Count the lines containing "documentation" in the entries underneath, and state that count without anything else.

··· Material shown ···

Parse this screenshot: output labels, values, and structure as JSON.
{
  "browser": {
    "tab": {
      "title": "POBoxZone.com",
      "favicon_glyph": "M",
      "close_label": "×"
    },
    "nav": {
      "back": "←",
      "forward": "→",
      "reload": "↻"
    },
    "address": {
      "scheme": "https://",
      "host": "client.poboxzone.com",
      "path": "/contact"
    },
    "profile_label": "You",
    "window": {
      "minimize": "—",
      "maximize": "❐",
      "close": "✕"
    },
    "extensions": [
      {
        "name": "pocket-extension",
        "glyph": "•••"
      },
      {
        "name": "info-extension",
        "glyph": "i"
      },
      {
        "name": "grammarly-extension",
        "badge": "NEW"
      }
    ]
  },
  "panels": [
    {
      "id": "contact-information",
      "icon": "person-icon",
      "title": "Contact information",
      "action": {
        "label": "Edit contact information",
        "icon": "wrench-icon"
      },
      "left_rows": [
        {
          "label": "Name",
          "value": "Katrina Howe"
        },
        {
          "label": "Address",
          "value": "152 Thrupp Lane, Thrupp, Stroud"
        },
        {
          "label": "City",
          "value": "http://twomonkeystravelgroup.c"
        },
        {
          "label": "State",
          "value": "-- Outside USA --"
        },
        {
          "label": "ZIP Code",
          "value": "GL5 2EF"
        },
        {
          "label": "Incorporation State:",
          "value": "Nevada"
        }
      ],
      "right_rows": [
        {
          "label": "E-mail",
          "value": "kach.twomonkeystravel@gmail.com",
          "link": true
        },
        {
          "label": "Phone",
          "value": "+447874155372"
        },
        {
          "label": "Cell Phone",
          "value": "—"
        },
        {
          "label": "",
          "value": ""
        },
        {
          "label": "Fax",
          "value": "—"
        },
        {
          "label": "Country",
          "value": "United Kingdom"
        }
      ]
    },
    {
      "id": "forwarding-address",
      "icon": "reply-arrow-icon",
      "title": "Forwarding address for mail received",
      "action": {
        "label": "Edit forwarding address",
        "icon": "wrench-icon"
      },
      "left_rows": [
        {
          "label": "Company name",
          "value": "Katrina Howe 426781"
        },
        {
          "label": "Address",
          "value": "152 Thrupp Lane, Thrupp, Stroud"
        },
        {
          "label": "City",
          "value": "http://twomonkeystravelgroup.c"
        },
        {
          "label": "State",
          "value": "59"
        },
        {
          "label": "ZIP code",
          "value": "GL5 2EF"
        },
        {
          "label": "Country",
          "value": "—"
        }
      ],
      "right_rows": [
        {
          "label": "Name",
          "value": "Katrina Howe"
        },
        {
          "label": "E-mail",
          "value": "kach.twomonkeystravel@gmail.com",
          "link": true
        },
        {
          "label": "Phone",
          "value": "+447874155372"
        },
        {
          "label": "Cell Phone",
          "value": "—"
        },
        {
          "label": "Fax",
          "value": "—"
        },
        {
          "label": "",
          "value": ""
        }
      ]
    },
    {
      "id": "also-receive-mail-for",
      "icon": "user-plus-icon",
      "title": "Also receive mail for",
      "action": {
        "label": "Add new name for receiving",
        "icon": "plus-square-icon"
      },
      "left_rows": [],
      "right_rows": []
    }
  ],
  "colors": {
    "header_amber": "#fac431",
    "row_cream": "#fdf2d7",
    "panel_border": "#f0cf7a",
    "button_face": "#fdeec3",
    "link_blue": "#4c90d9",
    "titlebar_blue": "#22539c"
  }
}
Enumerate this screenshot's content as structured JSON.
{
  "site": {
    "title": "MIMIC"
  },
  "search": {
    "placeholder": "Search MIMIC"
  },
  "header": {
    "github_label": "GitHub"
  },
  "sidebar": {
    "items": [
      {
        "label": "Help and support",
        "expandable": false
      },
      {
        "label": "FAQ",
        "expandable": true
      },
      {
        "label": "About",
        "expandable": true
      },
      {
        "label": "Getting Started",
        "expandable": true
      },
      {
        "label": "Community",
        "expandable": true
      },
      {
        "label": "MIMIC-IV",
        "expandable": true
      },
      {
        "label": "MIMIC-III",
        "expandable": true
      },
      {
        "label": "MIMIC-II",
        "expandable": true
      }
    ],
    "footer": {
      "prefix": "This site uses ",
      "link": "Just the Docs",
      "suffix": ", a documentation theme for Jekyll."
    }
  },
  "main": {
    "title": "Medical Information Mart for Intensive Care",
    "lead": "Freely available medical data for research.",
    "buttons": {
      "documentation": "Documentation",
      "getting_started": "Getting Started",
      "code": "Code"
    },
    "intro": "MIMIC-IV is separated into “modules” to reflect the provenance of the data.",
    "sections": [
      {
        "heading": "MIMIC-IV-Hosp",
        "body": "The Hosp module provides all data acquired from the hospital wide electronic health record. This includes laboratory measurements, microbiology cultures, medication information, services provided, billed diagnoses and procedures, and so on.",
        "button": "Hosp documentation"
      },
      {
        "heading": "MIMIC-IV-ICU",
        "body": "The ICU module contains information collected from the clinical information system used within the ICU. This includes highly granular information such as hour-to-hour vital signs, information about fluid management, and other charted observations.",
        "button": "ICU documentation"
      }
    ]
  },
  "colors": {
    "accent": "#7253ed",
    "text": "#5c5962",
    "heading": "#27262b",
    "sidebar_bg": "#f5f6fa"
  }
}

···

Response for this exercise> 4